--- Record excerpts ---

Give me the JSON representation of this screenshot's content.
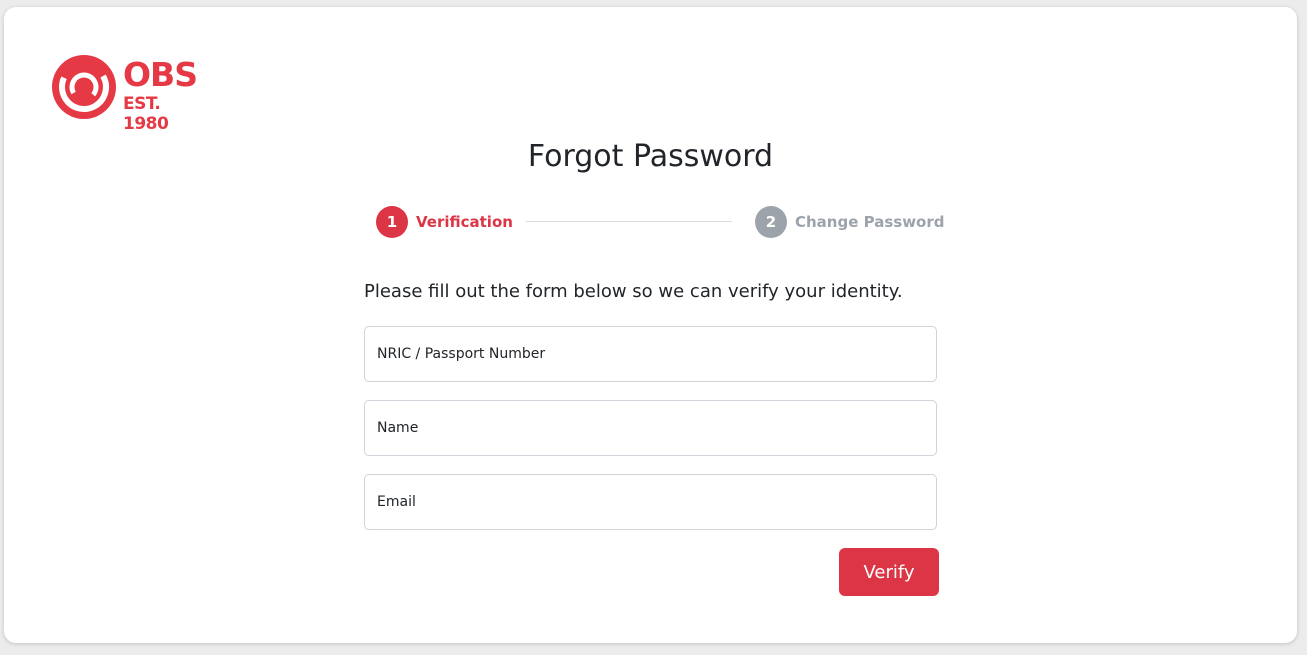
{
  "brand": {
    "name": "OBS",
    "tagline": "EST. 1980",
    "color": "#e63946"
  },
  "page": {
    "title": "Forgot Password",
    "instructions": "Please fill out the form below so we can verify your identity."
  },
  "stepper": {
    "steps": [
      {
        "number": "1",
        "label": "Verification",
        "state": "active",
        "color": "#dc3545"
      },
      {
        "number": "2",
        "label": "Change Password",
        "state": "inactive",
        "color": "#9ca3ab"
      }
    ]
  },
  "form": {
    "fields": [
      {
        "placeholder": "NRIC / Passport Number",
        "value": ""
      },
      {
        "placeholder": "Name",
        "value": ""
      },
      {
        "placeholder": "Email",
        "value": ""
      }
    ],
    "submit_label": "Verify",
    "submit_color": "#dc3545"
  }
}
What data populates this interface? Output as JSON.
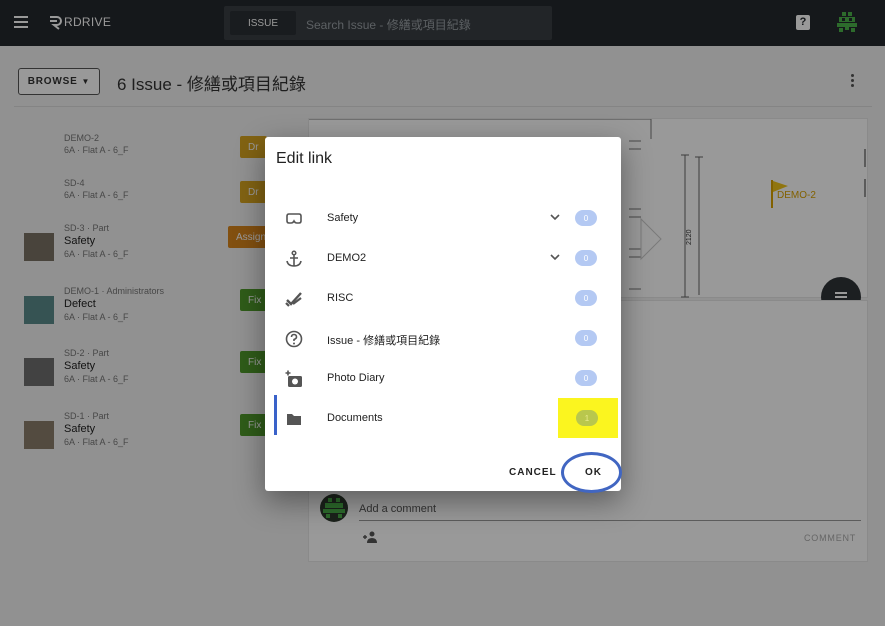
{
  "appbar": {
    "brand": "RDRIVE",
    "search_scope": "ISSUE",
    "search_placeholder": "Search Issue - 修繕或項目紀錄",
    "help_label": "?"
  },
  "header": {
    "browse_label": "BROWSE",
    "page_title": "6 Issue - 修繕或項目紀錄"
  },
  "issues": [
    {
      "meta": "DEMO-2",
      "title": "",
      "location": "6A · Flat A - 6_F",
      "tag": "Dr",
      "tag_color": "#d9a520",
      "has_thumb": false
    },
    {
      "meta": "SD-4",
      "title": "",
      "location": "6A · Flat A - 6_F",
      "tag": "Dr",
      "tag_color": "#d9a520",
      "has_thumb": false
    },
    {
      "meta": "SD-3 · Part",
      "title": "Safety",
      "location": "6A · Flat A - 6_F",
      "tag": "Assign",
      "tag_color": "#d9861c",
      "has_thumb": true
    },
    {
      "meta": "DEMO-1 · Administrators",
      "title": "Defect",
      "location": "6A · Flat A - 6_F",
      "tag": "Fix",
      "tag_color": "#4f9a2b",
      "has_thumb": true
    },
    {
      "meta": "SD-2 · Part",
      "title": "Safety",
      "location": "6A · Flat A - 6_F",
      "tag": "Fix",
      "tag_color": "#4f9a2b",
      "has_thumb": true
    },
    {
      "meta": "SD-1 · Part",
      "title": "Safety",
      "location": "6A · Flat A - 6_F",
      "tag": "Fix",
      "tag_color": "#4f9a2b",
      "has_thumb": true
    }
  ],
  "drawing": {
    "dimension_label": "2120",
    "flag_label": "DEMO-2"
  },
  "comment": {
    "placeholder": "Add a comment",
    "button_label": "COMMENT"
  },
  "dialog": {
    "title": "Edit link",
    "rows": [
      {
        "icon": "vr-goggles-icon",
        "label": "Safety",
        "expandable": true,
        "count": "0"
      },
      {
        "icon": "anchor-icon",
        "label": "DEMO2",
        "expandable": true,
        "count": "0"
      },
      {
        "icon": "double-check-icon",
        "label": "RISC",
        "expandable": false,
        "count": "0"
      },
      {
        "icon": "help-circle-icon",
        "label": "Issue - 修繕或項目紀錄",
        "expandable": false,
        "count": "0"
      },
      {
        "icon": "add-photo-icon",
        "label": "Photo Diary",
        "expandable": false,
        "count": "0"
      },
      {
        "icon": "folder-icon",
        "label": "Documents",
        "expandable": false,
        "count": "1"
      }
    ],
    "cancel_label": "CANCEL",
    "ok_label": "OK"
  },
  "colors": {
    "appbar": "#23282d",
    "count_badge": "#b4c9f3",
    "highlight": "#fbf51f",
    "ok_circle": "#4166c2"
  }
}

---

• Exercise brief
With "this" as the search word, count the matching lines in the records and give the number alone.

• Answer to the problem
2